09 June 2009

User Story Tweets


Try Tweeting your user story as if conciseness mattered.






Hosea Ballou, first President of Tufts University and the father of American Universalism, said
Brevity and conciseness are the parents of correction.
--Hosea Ballou
The Twitter Constraint is a 140-character limit Twitter imposes on Tweets. If you constrain yourself to follow the first tenant of DUA (i.e., Don't Use Abbreviations), LOL, and you experiment with the 140-character limit, it might make you write better user stories.

But don't carry brevity to extremes. Ballou also cautions
Never be so brief as to become obscure.
--Hosea Ballou
It's a sure bet you'll weigh in under a buck forty if you use the standard agile template
As a [user role], I want to [goal], so I can [reason].
But don't let something like a template constrain you. It's a guide; a starting point. Don't be dogmatic - about anything.

There are zillions of posts advising you about Writing Good User Stories.

Discover the language what works for you and your team. For example, I like personas, like Help-desk Hector, that encapsulate the user role.

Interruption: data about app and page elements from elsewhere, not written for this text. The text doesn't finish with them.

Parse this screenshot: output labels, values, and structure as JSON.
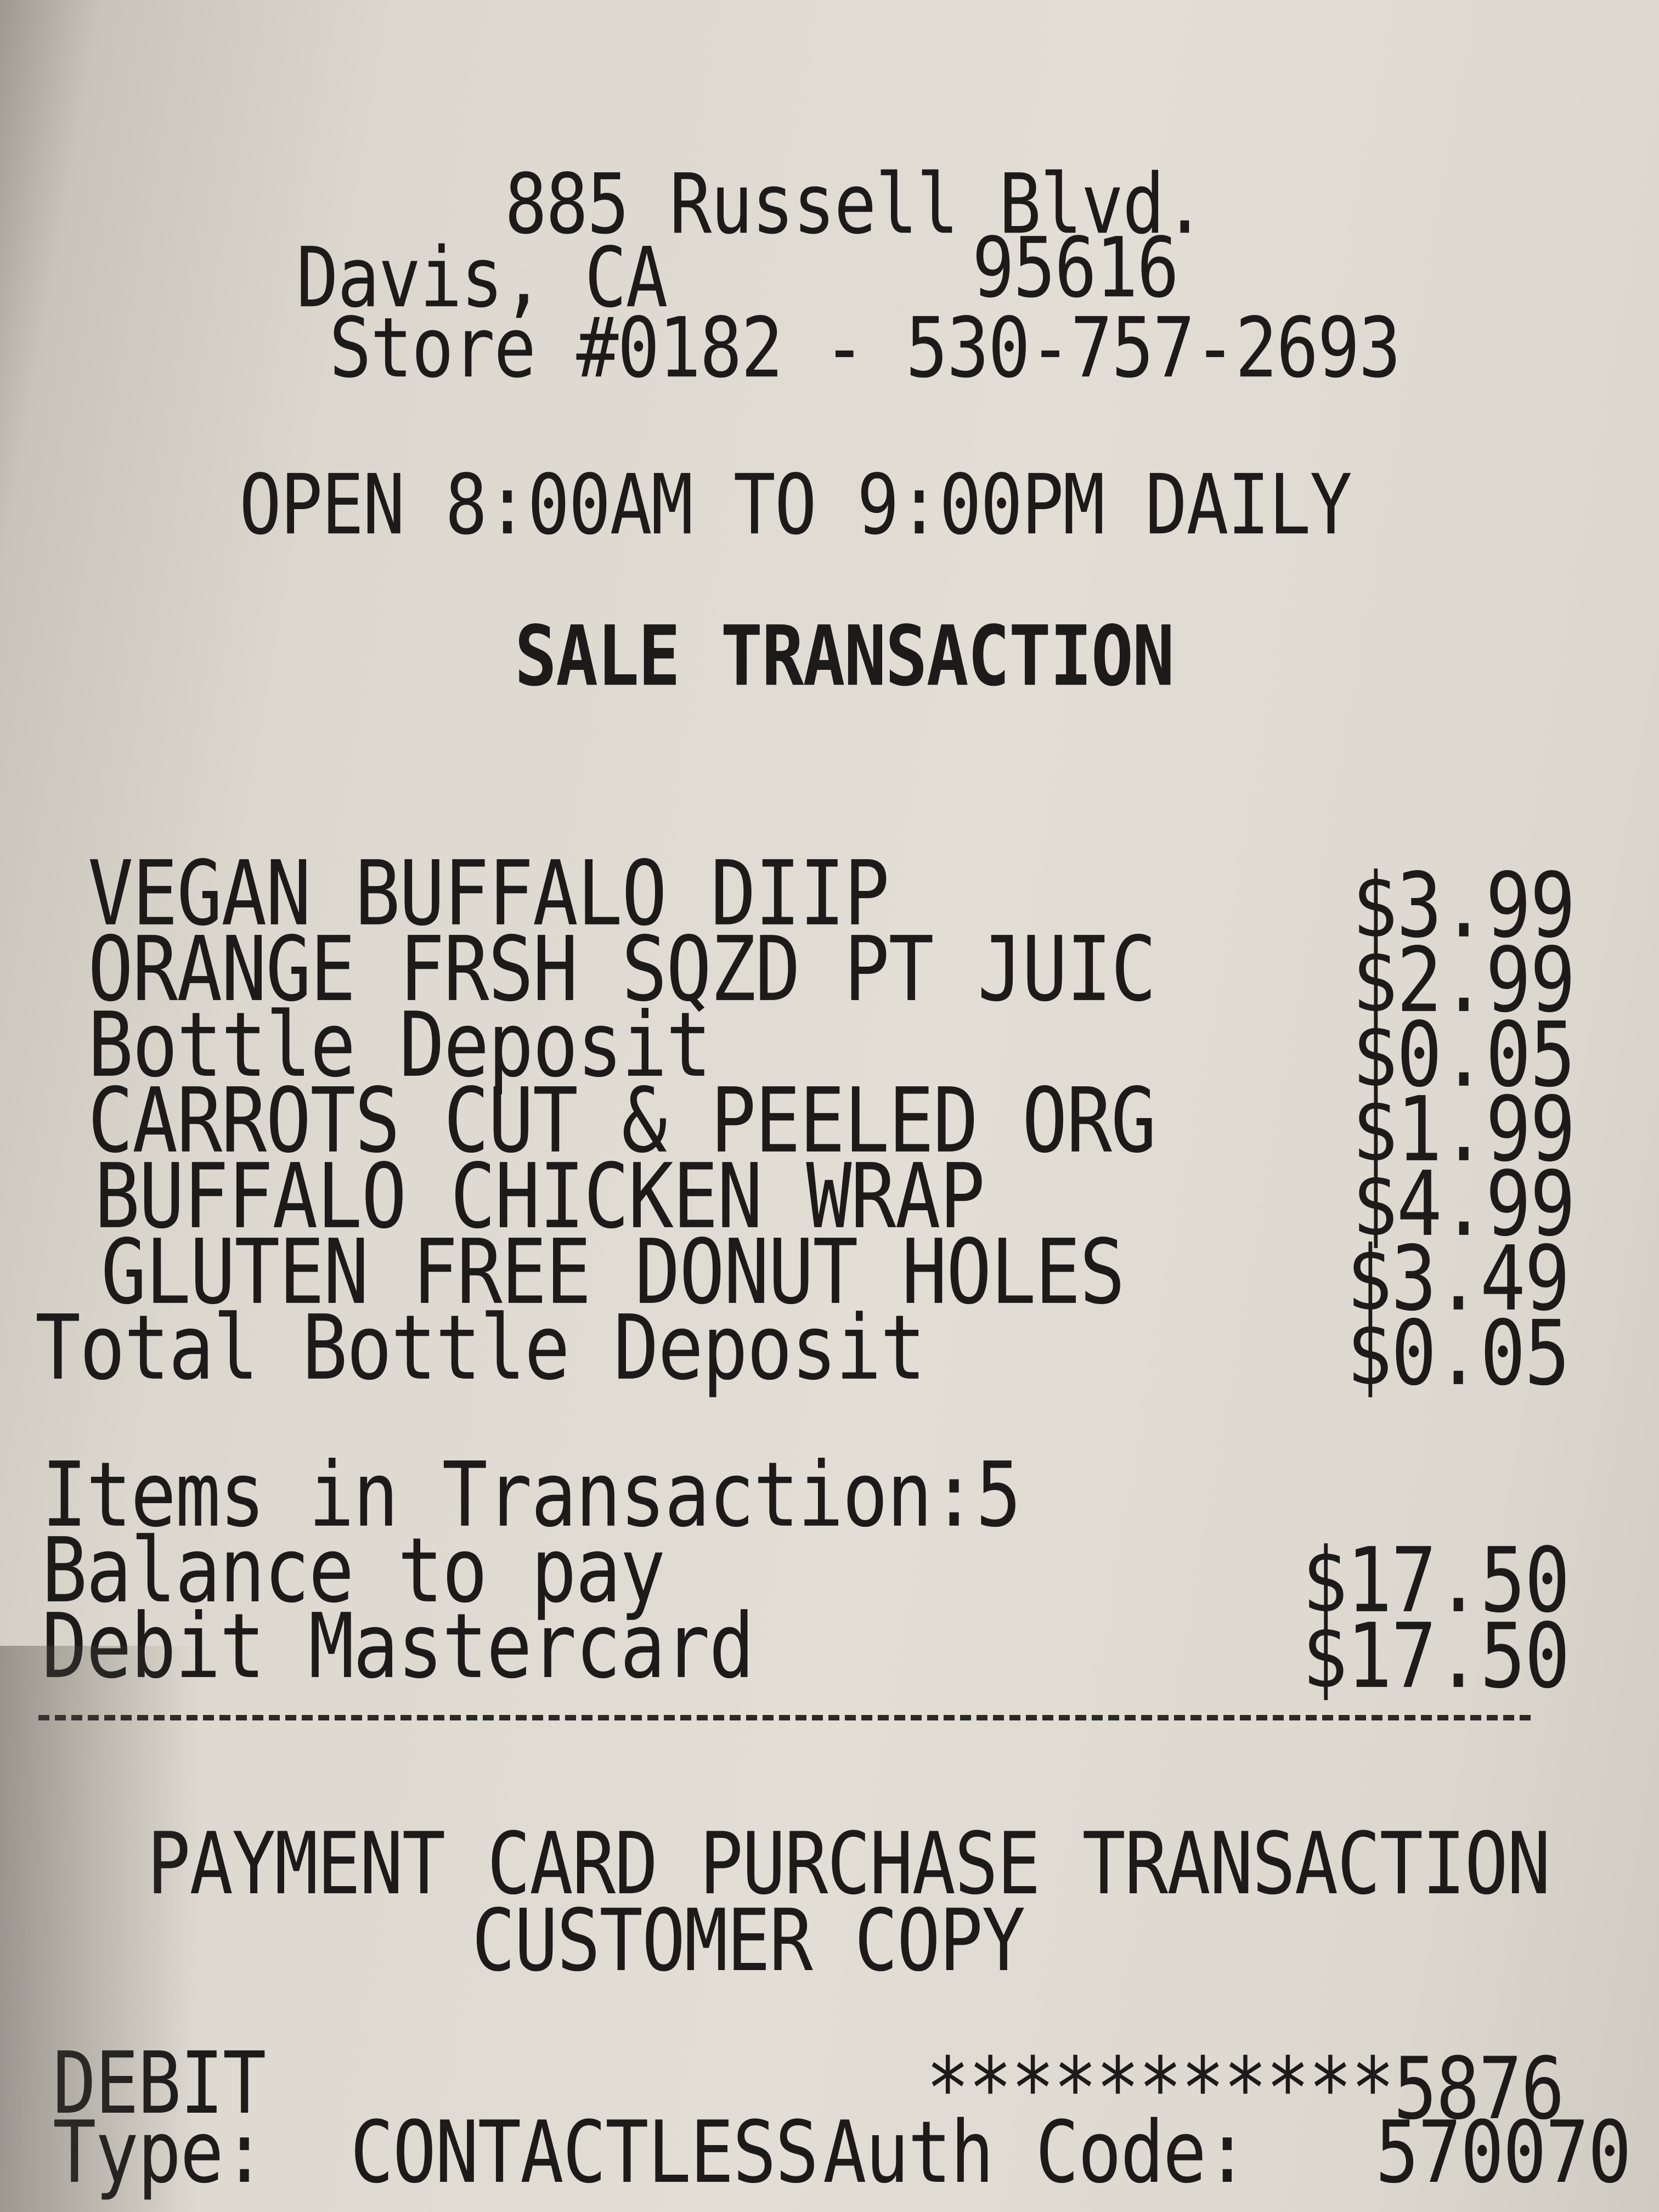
{
  "store": {
    "address_line1": "885 Russell Blvd.",
    "city_state": "Davis, CA",
    "zip": "95616",
    "store_phone": "Store #0182 - 530-757-2693",
    "hours": "OPEN 8:00AM TO 9:00PM DAILY"
  },
  "transaction_title": "SALE TRANSACTION",
  "items": [
    {
      "name": "VEGAN BUFFALO DIIP",
      "price": "$3.99"
    },
    {
      "name": "ORANGE FRSH SQZD PT JUIC",
      "price": "$2.99"
    },
    {
      "name": "Bottle Deposit",
      "price": "$0.05"
    },
    {
      "name": "CARROTS CUT & PEELED ORG",
      "price": "$1.99"
    },
    {
      "name": "BUFFALO CHICKEN WRAP",
      "price": "$4.99"
    },
    {
      "name": "GLUTEN FREE DONUT HOLES",
      "price": "$3.49"
    }
  ],
  "total_bottle_deposit": {
    "label": "Total Bottle Deposit",
    "value": "$0.05"
  },
  "items_count": "Items in Transaction:5",
  "balance": {
    "label": "Balance to pay",
    "value": "$17.50"
  },
  "payment": {
    "label": "Debit Mastercard",
    "value": "$17.50"
  },
  "card_section": {
    "title": "PAYMENT CARD PURCHASE TRANSACTION",
    "subtitle": "CUSTOMER COPY",
    "card_type": "DEBIT",
    "card_number": "***********5876",
    "entry_type": "Type:  CONTACTLESS",
    "auth_code": "Auth Code:   570070"
  }
}
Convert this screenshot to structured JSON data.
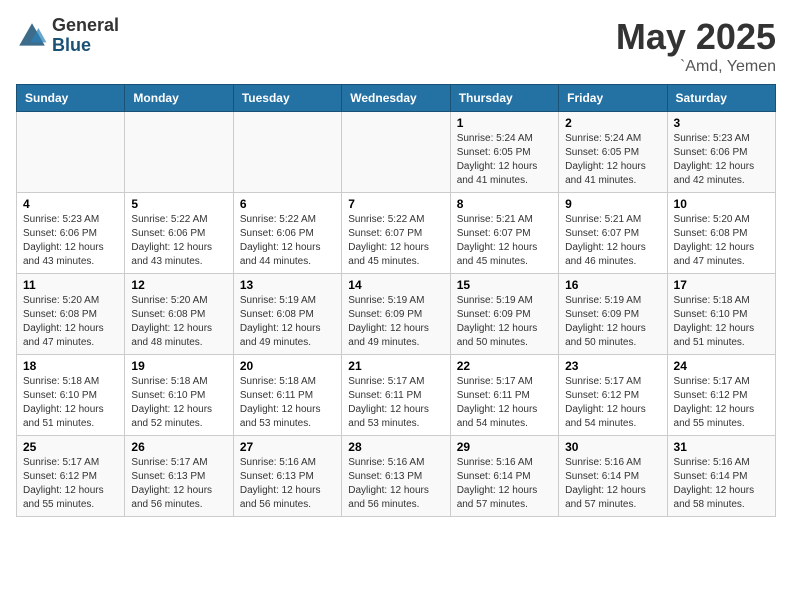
{
  "logo": {
    "general": "General",
    "blue": "Blue"
  },
  "title": {
    "month_year": "May 2025",
    "location": "`Amd, Yemen"
  },
  "weekdays": [
    "Sunday",
    "Monday",
    "Tuesday",
    "Wednesday",
    "Thursday",
    "Friday",
    "Saturday"
  ],
  "weeks": [
    [
      {
        "day": "",
        "info": ""
      },
      {
        "day": "",
        "info": ""
      },
      {
        "day": "",
        "info": ""
      },
      {
        "day": "",
        "info": ""
      },
      {
        "day": "1",
        "info": "Sunrise: 5:24 AM\nSunset: 6:05 PM\nDaylight: 12 hours\nand 41 minutes."
      },
      {
        "day": "2",
        "info": "Sunrise: 5:24 AM\nSunset: 6:05 PM\nDaylight: 12 hours\nand 41 minutes."
      },
      {
        "day": "3",
        "info": "Sunrise: 5:23 AM\nSunset: 6:06 PM\nDaylight: 12 hours\nand 42 minutes."
      }
    ],
    [
      {
        "day": "4",
        "info": "Sunrise: 5:23 AM\nSunset: 6:06 PM\nDaylight: 12 hours\nand 43 minutes."
      },
      {
        "day": "5",
        "info": "Sunrise: 5:22 AM\nSunset: 6:06 PM\nDaylight: 12 hours\nand 43 minutes."
      },
      {
        "day": "6",
        "info": "Sunrise: 5:22 AM\nSunset: 6:06 PM\nDaylight: 12 hours\nand 44 minutes."
      },
      {
        "day": "7",
        "info": "Sunrise: 5:22 AM\nSunset: 6:07 PM\nDaylight: 12 hours\nand 45 minutes."
      },
      {
        "day": "8",
        "info": "Sunrise: 5:21 AM\nSunset: 6:07 PM\nDaylight: 12 hours\nand 45 minutes."
      },
      {
        "day": "9",
        "info": "Sunrise: 5:21 AM\nSunset: 6:07 PM\nDaylight: 12 hours\nand 46 minutes."
      },
      {
        "day": "10",
        "info": "Sunrise: 5:20 AM\nSunset: 6:08 PM\nDaylight: 12 hours\nand 47 minutes."
      }
    ],
    [
      {
        "day": "11",
        "info": "Sunrise: 5:20 AM\nSunset: 6:08 PM\nDaylight: 12 hours\nand 47 minutes."
      },
      {
        "day": "12",
        "info": "Sunrise: 5:20 AM\nSunset: 6:08 PM\nDaylight: 12 hours\nand 48 minutes."
      },
      {
        "day": "13",
        "info": "Sunrise: 5:19 AM\nSunset: 6:08 PM\nDaylight: 12 hours\nand 49 minutes."
      },
      {
        "day": "14",
        "info": "Sunrise: 5:19 AM\nSunset: 6:09 PM\nDaylight: 12 hours\nand 49 minutes."
      },
      {
        "day": "15",
        "info": "Sunrise: 5:19 AM\nSunset: 6:09 PM\nDaylight: 12 hours\nand 50 minutes."
      },
      {
        "day": "16",
        "info": "Sunrise: 5:19 AM\nSunset: 6:09 PM\nDaylight: 12 hours\nand 50 minutes."
      },
      {
        "day": "17",
        "info": "Sunrise: 5:18 AM\nSunset: 6:10 PM\nDaylight: 12 hours\nand 51 minutes."
      }
    ],
    [
      {
        "day": "18",
        "info": "Sunrise: 5:18 AM\nSunset: 6:10 PM\nDaylight: 12 hours\nand 51 minutes."
      },
      {
        "day": "19",
        "info": "Sunrise: 5:18 AM\nSunset: 6:10 PM\nDaylight: 12 hours\nand 52 minutes."
      },
      {
        "day": "20",
        "info": "Sunrise: 5:18 AM\nSunset: 6:11 PM\nDaylight: 12 hours\nand 53 minutes."
      },
      {
        "day": "21",
        "info": "Sunrise: 5:17 AM\nSunset: 6:11 PM\nDaylight: 12 hours\nand 53 minutes."
      },
      {
        "day": "22",
        "info": "Sunrise: 5:17 AM\nSunset: 6:11 PM\nDaylight: 12 hours\nand 54 minutes."
      },
      {
        "day": "23",
        "info": "Sunrise: 5:17 AM\nSunset: 6:12 PM\nDaylight: 12 hours\nand 54 minutes."
      },
      {
        "day": "24",
        "info": "Sunrise: 5:17 AM\nSunset: 6:12 PM\nDaylight: 12 hours\nand 55 minutes."
      }
    ],
    [
      {
        "day": "25",
        "info": "Sunrise: 5:17 AM\nSunset: 6:12 PM\nDaylight: 12 hours\nand 55 minutes."
      },
      {
        "day": "26",
        "info": "Sunrise: 5:17 AM\nSunset: 6:13 PM\nDaylight: 12 hours\nand 56 minutes."
      },
      {
        "day": "27",
        "info": "Sunrise: 5:16 AM\nSunset: 6:13 PM\nDaylight: 12 hours\nand 56 minutes."
      },
      {
        "day": "28",
        "info": "Sunrise: 5:16 AM\nSunset: 6:13 PM\nDaylight: 12 hours\nand 56 minutes."
      },
      {
        "day": "29",
        "info": "Sunrise: 5:16 AM\nSunset: 6:14 PM\nDaylight: 12 hours\nand 57 minutes."
      },
      {
        "day": "30",
        "info": "Sunrise: 5:16 AM\nSunset: 6:14 PM\nDaylight: 12 hours\nand 57 minutes."
      },
      {
        "day": "31",
        "info": "Sunrise: 5:16 AM\nSunset: 6:14 PM\nDaylight: 12 hours\nand 58 minutes."
      }
    ]
  ]
}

Laura Brandau's Bridging the Gap has an imformative post about the 140-character Twitter Constraint and writing good requirements. She asks
  • Do you incorporate ambiguous words like “adequately”, “timely”, or “high-quality”?
  • Do you use a long phrase when a single word conveys the same meaning?
  • Do you combine multiple requirements into one long sentence?
  • Do you include lengthy introductory statements that add little value such as “The ability to” or “The system shall”?
To paraphrase William Strunk, the senior author of the legendary The Elements of Style (1919):
Vigorous story* writing is concise. A story* should contain no unnecessary words...for the same reason that a drawing should have no unnecessary lines and a machine no unnecessary parts.
--William Strunk, Jr.
* The word story was inserted by me.

I don't advise you hold yourself to an arbitrary limit of 140 characters per story, rather I am suggesting you consider the 140-character limit as an exercise.

Perhaps you'll discover you can cross-cut your way to the crux without sawing off the scaffold of meaning.

I leave you in the capable hands of Sir Winston Churchill (1874-1965):
This report, by its very length, defends itself against the risk of being read.
--Winston Churchill